Possession of a Controlled Substance

A very common criminal case in Utah is possession of a controlled substance. The Utah Controlled Substances Act is an expansive, complex legislative document that governs the law surrounding the possession, manufacture, and sale of both legal and illegal drugs. If you’re facing a possession charge, Open Legal Services lawyers can explain the legal process to you.

Possession of a Controlled Substance

Generally, in order for you to be convicted for possession of a controlled substance, a prosecutor must prove two things. First, the prosecutor must prove you actually possessed the substance. Second, the prosecutor must prove that the substance you possessed is classified as a banned substance or you possessed or used the substance in an illegal manner.

The legal definition of possession differs in some ways from the common understanding of the word “possession.” Legally, it is important to understand that it is not required that you have individually possessed, used, or controlled the substance.

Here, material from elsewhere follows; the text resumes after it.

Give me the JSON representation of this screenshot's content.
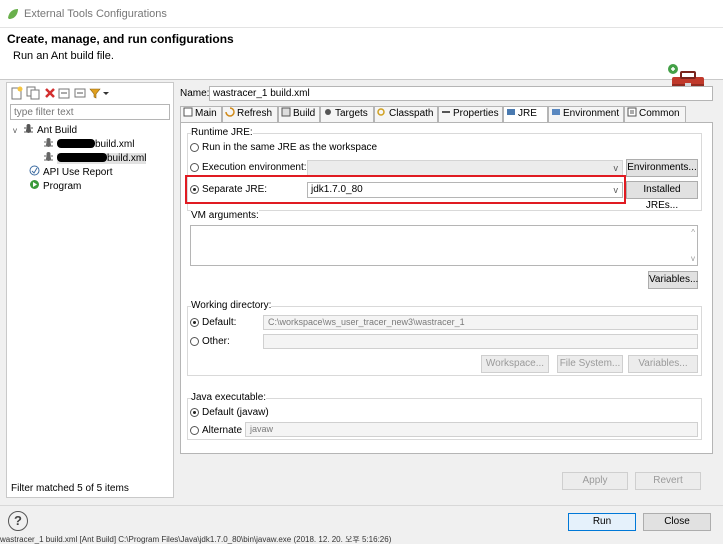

All that needs to be proven is that you participated with one or more persons in the use, possession, or control of any substances with knowledge that the activity was occurring.

The Utah Controlled Substances Act

The Utah Controlled Substances Act classifies drugs into 5 groups called “schedules.” Schedule I and II are perceived as the most dangerous and with the drugs’ perceived danger decreasing through Schedules III, IV, and V. 

Common Schedule I and II drugs include heroin, cocaine, morphine, methamphetamines, LSD, and others. Possession of Schedule I and II controlled substances is a 3rd degree felony. If you are convicted of a 3rd degree felony, a judge may sentence you to up to 5 years in prison and up to $5,000 in fines.

Possession of controlled substances listed in Schedules III, IV, and V like codeine, hydrocodone, and small amount of marijuana under one ounce are class B misdemeanors, if this is your first offense. If you are convicted of a class B misdemeanor, a judge may sentence you to up to 6 months in jail and up to $1000 in fines. Subsequent offenses may be elevated to a class A misdemeanor. If you are convicted of a class A misdemeanor, a judge may sentence you to up to 1 year in jail and $2500 in fines.

With the potential for punishments like these, it is important that you contact a lawyer to ensure your rights are protected.